The Lama Lama, also spelt Lamalama, are a contemporary Aboriginal Australian people of the eastern Cape York Peninsula in northern Queensland. The term was formerly used as one of the ethnonyms associated with a distinct tribe or clan group, the Bakanambia.[1] They are today an aggregation of remnants of several former tribes or clan groups.


The Lamalama were constituted from several distinct language groups, speaking respectively Umpithamu, Morrobalama (Umbuygamu), Mba Rumbathama (Lamalama) and Rimanggudinhma.[2]


The Lama Lama people arose out of the fusion of roughly 40 patrician clans and something like five distinct language groups and an as yet unknown number of local people, to form a distinct group in their own right, exercising a collective land right based on their diverse heritage of land ownership. They now consist of more than a dozen cognatic descent groups.[3]

Notable people

See also
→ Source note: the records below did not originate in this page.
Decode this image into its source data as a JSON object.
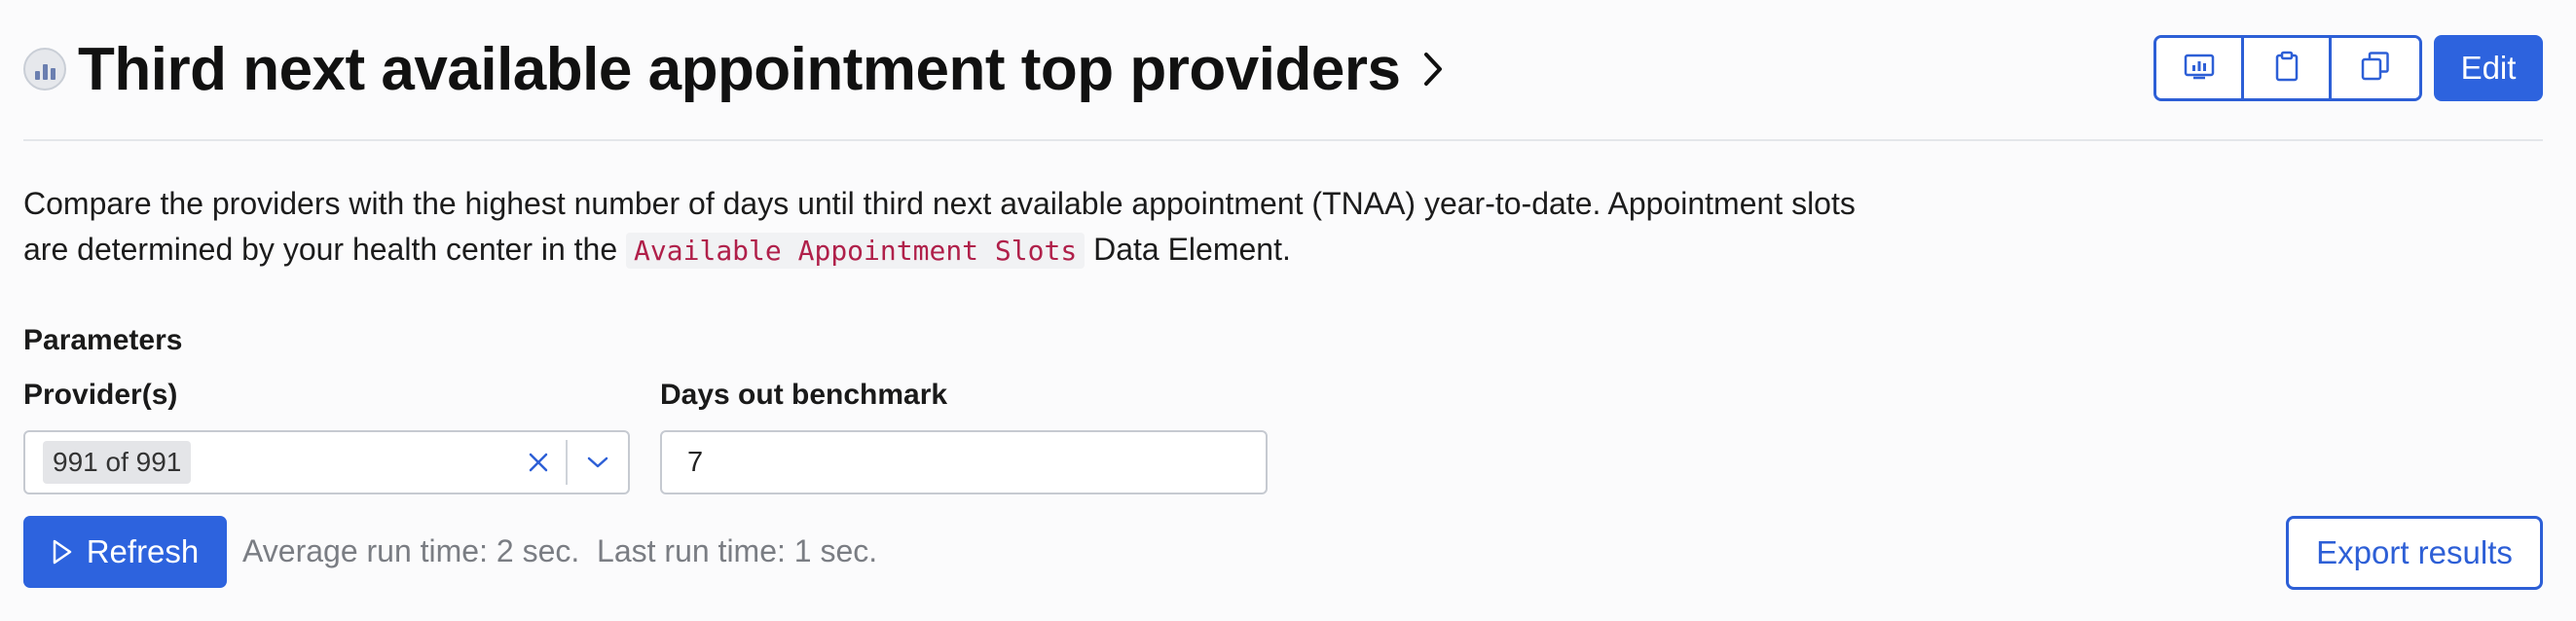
{
  "header": {
    "title": "Third next available appointment top providers",
    "title_icon": "chart-icon",
    "chevron_icon": "chevron-right-icon",
    "toolbar_icons": [
      "report-icon",
      "clipboard-icon",
      "copy-icon"
    ],
    "edit_label": "Edit"
  },
  "description": {
    "text_before": "Compare the providers with the highest number of days until third next available appointment (TNAA) year-to-date. Appointment slots are determined by your health center in the ",
    "code": "Available Appointment Slots",
    "text_after": " Data Element."
  },
  "parameters": {
    "heading": "Parameters",
    "providers": {
      "label": "Provider(s)",
      "selected": "991 of 991",
      "clear_icon": "close-icon",
      "dropdown_icon": "chevron-down-icon"
    },
    "benchmark": {
      "label": "Days out benchmark",
      "value": "7"
    }
  },
  "actions": {
    "refresh_label": "Refresh",
    "refresh_icon": "play-icon",
    "runtime_text": "Average run time: 2 sec.  Last run time: 1 sec.",
    "export_label": "Export results"
  },
  "colors": {
    "accent": "#2d63de",
    "code_text": "#b0204a",
    "muted_text": "#7a7d83"
  }
}
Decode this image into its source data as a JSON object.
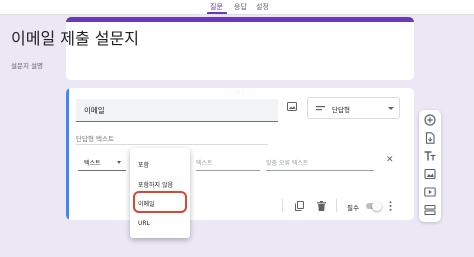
{
  "tabs": [
    {
      "label": "질문",
      "active": true
    },
    {
      "label": "응답",
      "active": false
    },
    {
      "label": "설정",
      "active": false
    }
  ],
  "form": {
    "title": "이메일 제출 설문지",
    "description": "설문지 설명"
  },
  "question": {
    "title": "이메일",
    "type": "단답형",
    "answer_placeholder": "단답형 텍스트",
    "validation": {
      "category": "텍스트",
      "text_placeholder": "텍스트",
      "error_placeholder": "맞춤 오류 텍스트"
    },
    "required_label": "필수",
    "required": false
  },
  "validation_menu": {
    "items": [
      "포함",
      "포함하지 않음",
      "이메일",
      "URL"
    ],
    "highlighted": "이메일"
  },
  "colors": {
    "accent": "#673ab7",
    "active_card": "#4285f4",
    "background": "#ece7f4",
    "highlight_outline": "#d24a34"
  },
  "icons": {
    "question_image": "image-icon",
    "type": "short-text-icon",
    "close": "close-icon",
    "copy": "copy-icon",
    "delete": "trash-icon",
    "more": "more-vert-icon",
    "toolbar": [
      "add-circle-icon",
      "import-icon",
      "title-icon",
      "image-icon",
      "video-icon",
      "section-icon"
    ]
  }
}
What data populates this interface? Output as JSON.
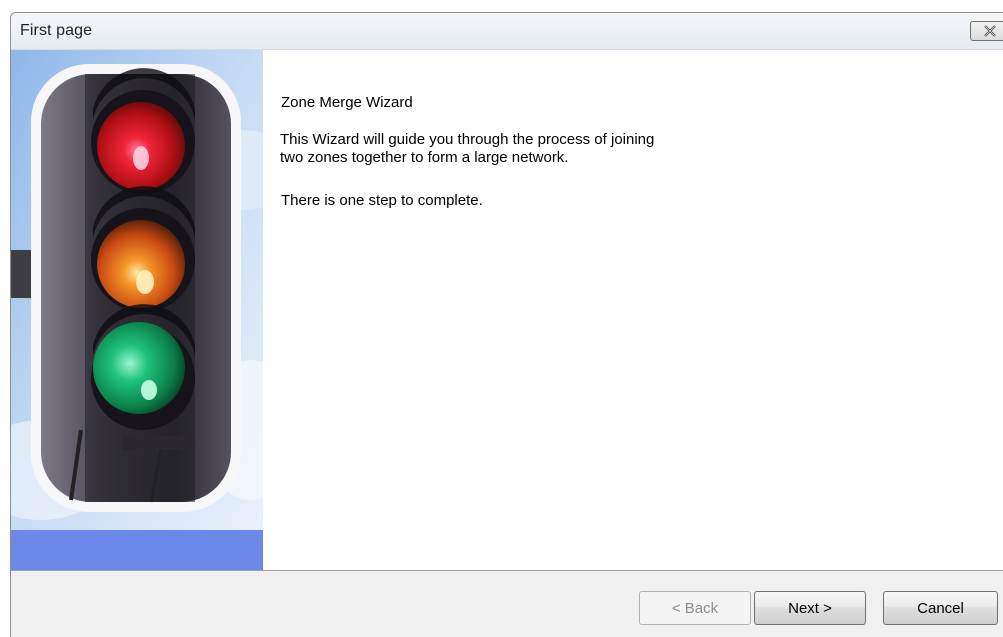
{
  "window": {
    "title": "First page",
    "close_icon": "close-icon"
  },
  "side_panel": {
    "image": "traffic-light-image",
    "colors": {
      "sky": "#a9c9ef",
      "strip": "#6c89ea",
      "light_red": "#d81818",
      "light_amber": "#e8731a",
      "light_green": "#0ea25e"
    }
  },
  "wizard": {
    "title": "Zone Merge Wizard",
    "description": "This Wizard will guide you through the process of joining\ntwo zones together to form a large network.",
    "steps_text": "There is one step to complete."
  },
  "buttons": {
    "back_label": "< Back",
    "back_enabled": false,
    "next_label": "Next >",
    "cancel_label": "Cancel"
  }
}
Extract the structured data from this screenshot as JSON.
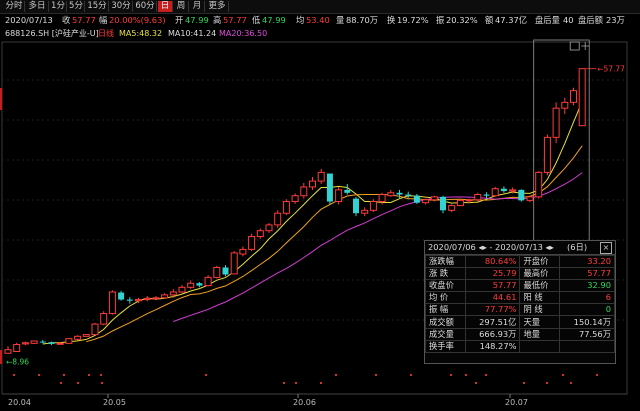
{
  "toolbar": {
    "tabs": [
      {
        "label": "分时",
        "active": false
      },
      {
        "label": "多日",
        "active": false
      },
      {
        "label": "1分",
        "active": false
      },
      {
        "label": "5分",
        "active": false
      },
      {
        "label": "15分",
        "active": false
      },
      {
        "label": "30分",
        "active": false
      },
      {
        "label": "60分",
        "active": false
      },
      {
        "label": "日",
        "active": true
      },
      {
        "label": "周",
        "active": false
      },
      {
        "label": "月",
        "active": false
      },
      {
        "label": "更多",
        "active": false
      }
    ]
  },
  "info": {
    "date": "2020/07/13",
    "close_label": "收",
    "close": "57.77",
    "change_label": "幅",
    "change": "20.00%(9.63)",
    "open_label": "开",
    "open": "47.99",
    "high_label": "高",
    "high": "57.77",
    "low_label": "低",
    "low": "47.99",
    "avg_label": "均",
    "avg": "53.40",
    "volume_label": "量",
    "volume": "88.70万",
    "turnover_label": "换",
    "turnover": "19.72%",
    "amplitude_label": "振",
    "amplitude": "20.32%",
    "amount_label": "额",
    "amount": "47.37亿",
    "after_vol_label": "盘后量",
    "after_vol": "40",
    "after_amt_label": "盘后额",
    "after_amt": "23万"
  },
  "ma": {
    "symbol": "688126.SH [沪硅产业-U]",
    "period": "日线",
    "ma5": "MA5:48.32",
    "ma10": "MA10:41.24",
    "ma20": "MA20:36.50"
  },
  "chart_data": {
    "type": "candlestick",
    "price_range": [
      7.5,
      62
    ],
    "high_marker": "57.77",
    "low_marker": "8.96",
    "x_ticks": [
      "20.04",
      "20.05",
      "20.06",
      "20.07"
    ],
    "candles": [
      [
        9.0,
        10.2,
        9.6,
        9.0
      ],
      [
        9.3,
        10.8,
        10.5,
        9.3
      ],
      [
        10.6,
        11.0,
        10.8,
        10.4
      ],
      [
        10.7,
        11.2,
        11.1,
        10.6
      ],
      [
        11.0,
        11.3,
        10.9,
        10.7
      ],
      [
        10.9,
        11.0,
        10.6,
        10.4
      ],
      [
        10.6,
        10.9,
        10.7,
        10.5
      ],
      [
        10.7,
        11.6,
        11.5,
        10.7
      ],
      [
        11.4,
        12.1,
        11.9,
        11.2
      ],
      [
        11.9,
        12.3,
        12.2,
        11.8
      ],
      [
        12.2,
        14.2,
        14.0,
        12.2
      ],
      [
        14.0,
        16.2,
        15.8,
        13.8
      ],
      [
        15.8,
        19.8,
        19.5,
        15.6
      ],
      [
        19.4,
        19.7,
        18.2,
        18.0
      ],
      [
        18.2,
        18.6,
        18.0,
        17.5
      ],
      [
        18.0,
        18.5,
        18.2,
        17.6
      ],
      [
        18.2,
        18.8,
        18.4,
        17.9
      ],
      [
        18.4,
        18.8,
        18.5,
        18.1
      ],
      [
        18.5,
        19.3,
        19.0,
        18.3
      ],
      [
        19.0,
        20.0,
        19.5,
        18.5
      ],
      [
        19.5,
        20.7,
        20.3,
        19.3
      ],
      [
        20.3,
        21.5,
        21.0,
        20.0
      ],
      [
        21.0,
        21.2,
        20.6,
        20.3
      ],
      [
        20.6,
        22.4,
        22.0,
        20.5
      ],
      [
        22.0,
        24.0,
        23.7,
        21.8
      ],
      [
        23.7,
        24.1,
        22.5,
        22.2
      ],
      [
        22.6,
        26.5,
        26.2,
        22.5
      ],
      [
        26.0,
        27.3,
        26.8,
        25.6
      ],
      [
        26.8,
        29.5,
        29.0,
        26.5
      ],
      [
        29.0,
        30.4,
        30.0,
        28.6
      ],
      [
        30.0,
        31.3,
        31.0,
        29.6
      ],
      [
        31.0,
        33.5,
        33.0,
        30.5
      ],
      [
        33.0,
        35.4,
        35.0,
        32.7
      ],
      [
        35.0,
        36.4,
        36.0,
        34.6
      ],
      [
        36.0,
        38.2,
        37.5,
        35.5
      ],
      [
        37.5,
        39.2,
        38.5,
        37.0
      ],
      [
        38.5,
        40.6,
        40.0,
        38.0
      ],
      [
        39.8,
        38.2,
        35.0,
        34.5
      ],
      [
        35.0,
        37.5,
        37.0,
        34.5
      ],
      [
        37.0,
        38.0,
        36.5,
        36.2
      ],
      [
        35.5,
        35.8,
        33.0,
        32.5
      ],
      [
        33.0,
        34.0,
        33.5,
        32.5
      ],
      [
        33.5,
        35.4,
        35.0,
        33.2
      ],
      [
        35.0,
        36.5,
        36.2,
        34.5
      ],
      [
        36.0,
        37.0,
        36.5,
        35.8
      ],
      [
        36.5,
        37.0,
        36.2,
        35.6
      ],
      [
        36.2,
        36.7,
        36.0,
        35.6
      ],
      [
        36.0,
        36.3,
        34.8,
        34.6
      ],
      [
        34.8,
        35.5,
        35.3,
        34.5
      ],
      [
        35.3,
        36.0,
        35.8,
        35.0
      ],
      [
        35.8,
        36.0,
        33.5,
        33.0
      ],
      [
        33.5,
        34.5,
        34.3,
        33.2
      ],
      [
        34.3,
        35.5,
        35.2,
        34.2
      ],
      [
        35.2,
        35.5,
        35.3,
        34.7
      ],
      [
        35.3,
        36.5,
        36.2,
        35.0
      ],
      [
        36.2,
        36.6,
        36.0,
        35.5
      ],
      [
        36.0,
        37.5,
        37.2,
        35.8
      ],
      [
        37.2,
        37.6,
        36.8,
        36.5
      ],
      [
        36.8,
        37.4,
        37.0,
        36.4
      ],
      [
        37.0,
        37.1,
        35.2,
        35.0
      ],
      [
        35.2,
        36.0,
        35.8,
        34.9
      ],
      [
        35.8,
        40.2,
        40.0,
        35.5
      ],
      [
        40.0,
        46.5,
        46.0,
        39.5
      ],
      [
        46.0,
        52.0,
        51.0,
        45.0
      ],
      [
        51.0,
        52.8,
        52.0,
        50.0
      ],
      [
        52.0,
        54.5,
        54.0,
        51.5
      ],
      [
        48.0,
        57.77,
        57.77,
        47.99
      ]
    ],
    "ma_series": [
      {
        "name": "MA5",
        "color": "#e7e13a"
      },
      {
        "name": "MA10",
        "color": "#f0a020"
      },
      {
        "name": "MA20",
        "color": "#d23cd2"
      }
    ]
  },
  "panel": {
    "range": "2020/07/06 ◂▸ - 2020/07/13 ◂▸",
    "days": "(6日)",
    "close_icon": "close-icon",
    "rows": [
      [
        "涨跌幅",
        "80.64%",
        "开盘价",
        "33.20"
      ],
      [
        "涨  跌",
        "25.79",
        "最高价",
        "57.77"
      ],
      [
        "收盘价",
        "57.77",
        "最低价",
        "32.90"
      ],
      [
        "均  价",
        "44.61",
        "阳  线",
        "6"
      ],
      [
        "振  幅",
        "77.77%",
        "阴  线",
        "0"
      ],
      [
        "成交额",
        "297.51亿",
        "天量",
        "150.14万"
      ],
      [
        "成交量",
        "666.93万",
        "地量",
        "77.56万"
      ],
      [
        "换手率",
        "148.27%",
        "",
        ""
      ]
    ]
  },
  "colors": {
    "up": "#ff3b3b",
    "down": "#35d2d2",
    "accent": "#c71d1d"
  }
}
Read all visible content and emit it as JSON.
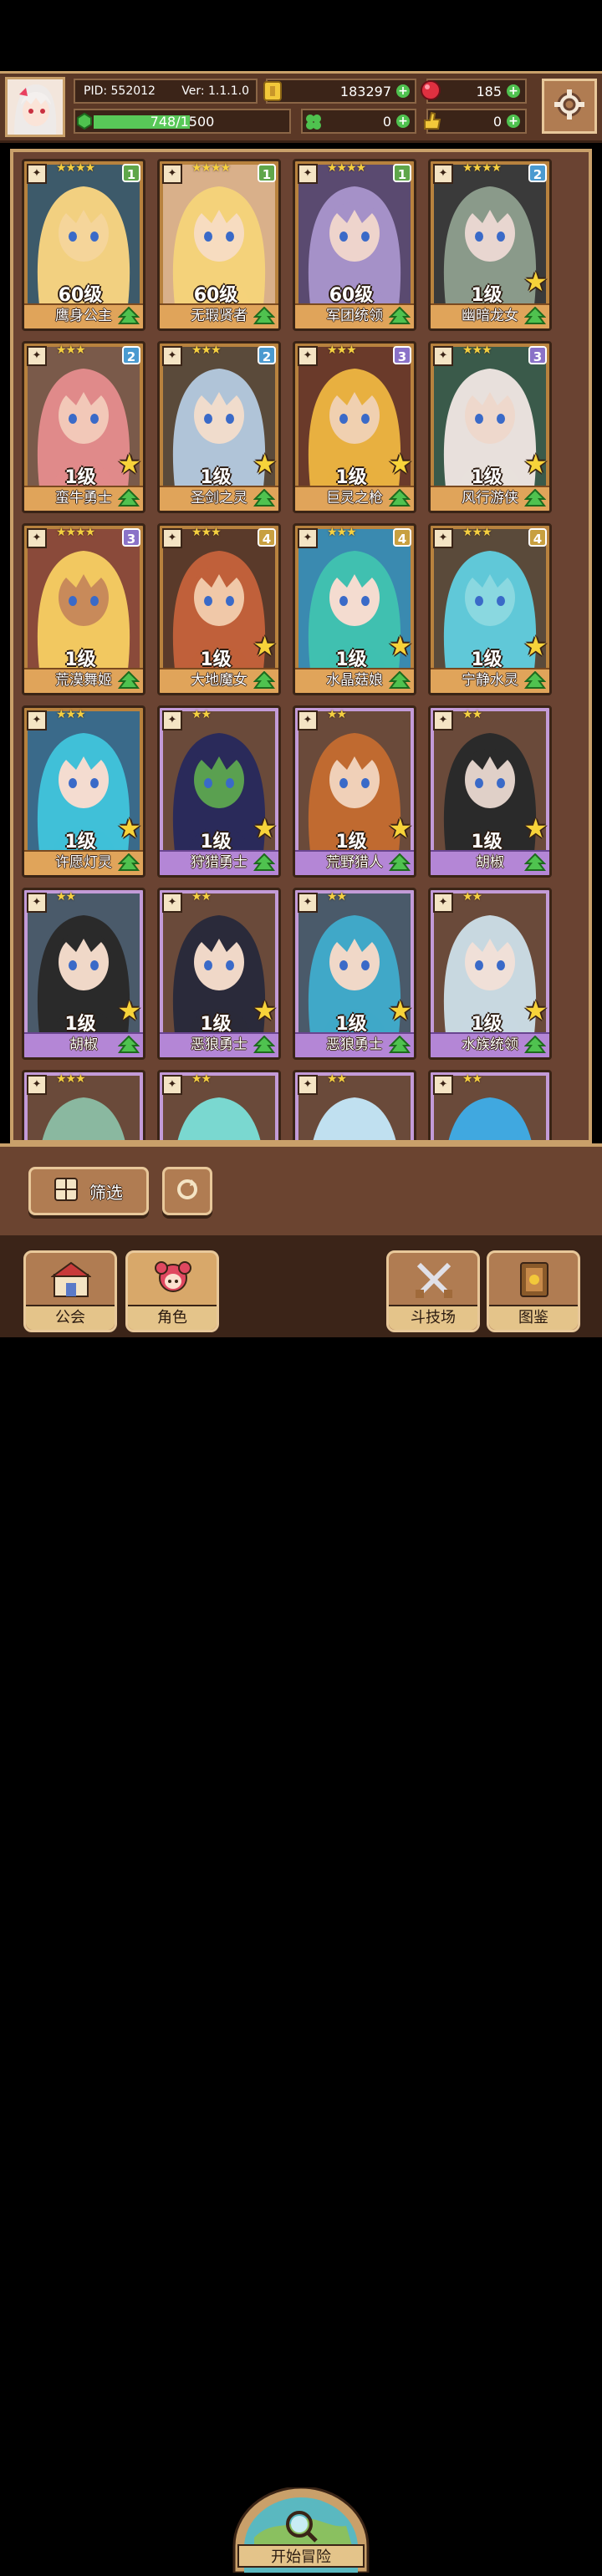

  • Rigsby, Bruce; Chase, Athol (2014). "The Sandbeach People and Dugong hunters of Eastern Cape York Peninsula: property in land and sea country". In Peterson, Nicolas; Rigsby, Bruce (eds.). Customary marine tenure in Australia. Sydney University Press. pp. 307–350. ISBN 978-1-743-32389-2. (Available online at Sydney University Library as PDF.)
  • Sexton-McGrath, Kristy (6 March 2020). "Last Aboriginal police tracker and Cape York legend dies". ABC News. Retrieved 7 March 2020.
  • Tindale, Norman Barnett (1974). "Bakanambia (QLD)". Aboriginal Tribes of Australia: Their Terrain, Environmental Controls, Distribution, Limits, and Proper Names. Australian National University Press. ISBN 978-0-708-10741-6.
  • Verstraete, Jean-Christophe; De Cock, Barbara (April 2008). "Construing Confrontation: Grammar in the Construction of a Key Historical Narrative in Umpithamu". Language in Society. 37 (2): 217–240. doi:10.1017/s0047404508080275. JSTOR 20108123.